## Action item
Once the pictures have been set aside, copy every remaining entry exactly.

Items from an interface collection:
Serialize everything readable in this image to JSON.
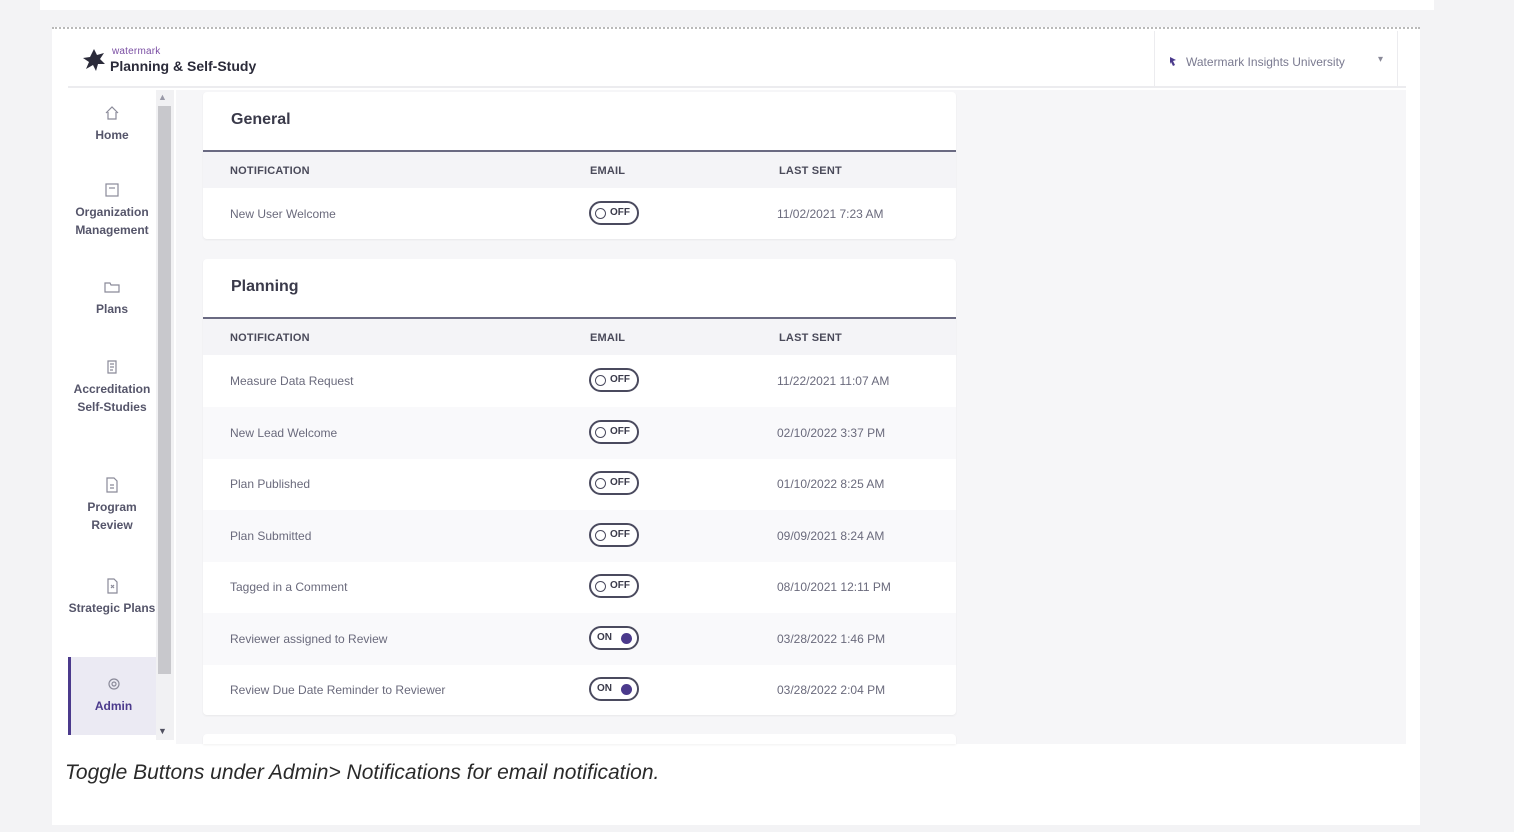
{
  "header": {
    "brand_small": "watermark",
    "brand_title": "Planning & Self-Study",
    "institution": "Watermark Insights University"
  },
  "sidebar": {
    "items": [
      {
        "label": "Home",
        "icon": "home-icon"
      },
      {
        "label": "Organization Management",
        "icon": "organization-icon"
      },
      {
        "label": "Plans",
        "icon": "folder-icon"
      },
      {
        "label": "Accreditation Self-Studies",
        "icon": "accreditation-icon"
      },
      {
        "label": "Program Review",
        "icon": "document-icon"
      },
      {
        "label": "Strategic Plans",
        "icon": "strategic-plan-icon"
      },
      {
        "label": "Admin",
        "icon": "gear-icon",
        "active": true
      }
    ]
  },
  "columns": {
    "notification": "NOTIFICATION",
    "email": "EMAIL",
    "last_sent": "LAST SENT"
  },
  "sections": [
    {
      "title": "General",
      "rows": [
        {
          "name": "New User Welcome",
          "email": "OFF",
          "last_sent": "11/02/2021 7:23 AM"
        }
      ]
    },
    {
      "title": "Planning",
      "rows": [
        {
          "name": "Measure Data Request",
          "email": "OFF",
          "last_sent": "11/22/2021 11:07 AM"
        },
        {
          "name": "New Lead Welcome",
          "email": "OFF",
          "last_sent": "02/10/2022 3:37 PM"
        },
        {
          "name": "Plan Published",
          "email": "OFF",
          "last_sent": "01/10/2022 8:25 AM"
        },
        {
          "name": "Plan Submitted",
          "email": "OFF",
          "last_sent": "09/09/2021 8:24 AM"
        },
        {
          "name": "Tagged in a Comment",
          "email": "OFF",
          "last_sent": "08/10/2021 12:11 PM"
        },
        {
          "name": "Reviewer assigned to Review",
          "email": "ON",
          "last_sent": "03/28/2022 1:46 PM"
        },
        {
          "name": "Review Due Date Reminder to Reviewer",
          "email": "ON",
          "last_sent": "03/28/2022 2:04 PM"
        }
      ]
    }
  ],
  "caption": "Toggle Buttons under Admin> Notifications for email notification.",
  "colors": {
    "accent": "#4b3a8c",
    "brand": "#7a4ea3"
  }
}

## Reply to the exercise
Serialize everything readable in this image to JSON.
{
  "header": {
    "brand_small": "watermark",
    "brand_title": "Planning & Self-Study",
    "institution": "Watermark Insights University"
  },
  "sidebar": {
    "items": [
      {
        "label": "Home",
        "icon": "home-icon"
      },
      {
        "label": "Organization Management",
        "icon": "organization-icon"
      },
      {
        "label": "Plans",
        "icon": "folder-icon"
      },
      {
        "label": "Accreditation Self-Studies",
        "icon": "accreditation-icon"
      },
      {
        "label": "Program Review",
        "icon": "document-icon"
      },
      {
        "label": "Strategic Plans",
        "icon": "strategic-plan-icon"
      },
      {
        "label": "Admin",
        "icon": "gear-icon",
        "active": true
      }
    ]
  },
  "columns": {
    "notification": "NOTIFICATION",
    "email": "EMAIL",
    "last_sent": "LAST SENT"
  },
  "sections": [
    {
      "title": "General",
      "rows": [
        {
          "name": "New User Welcome",
          "email": "OFF",
          "last_sent": "11/02/2021 7:23 AM"
        }
      ]
    },
    {
      "title": "Planning",
      "rows": [
        {
          "name": "Measure Data Request",
          "email": "OFF",
          "last_sent": "11/22/2021 11:07 AM"
        },
        {
          "name": "New Lead Welcome",
          "email": "OFF",
          "last_sent": "02/10/2022 3:37 PM"
        },
        {
          "name": "Plan Published",
          "email": "OFF",
          "last_sent": "01/10/2022 8:25 AM"
        },
        {
          "name": "Plan Submitted",
          "email": "OFF",
          "last_sent": "09/09/2021 8:24 AM"
        },
        {
          "name": "Tagged in a Comment",
          "email": "OFF",
          "last_sent": "08/10/2021 12:11 PM"
        },
        {
          "name": "Reviewer assigned to Review",
          "email": "ON",
          "last_sent": "03/28/2022 1:46 PM"
        },
        {
          "name": "Review Due Date Reminder to Reviewer",
          "email": "ON",
          "last_sent": "03/28/2022 2:04 PM"
        }
      ]
    }
  ],
  "caption": "Toggle Buttons under Admin> Notifications for email notification.",
  "colors": {
    "accent": "#4b3a8c",
    "brand": "#7a4ea3"
  }
}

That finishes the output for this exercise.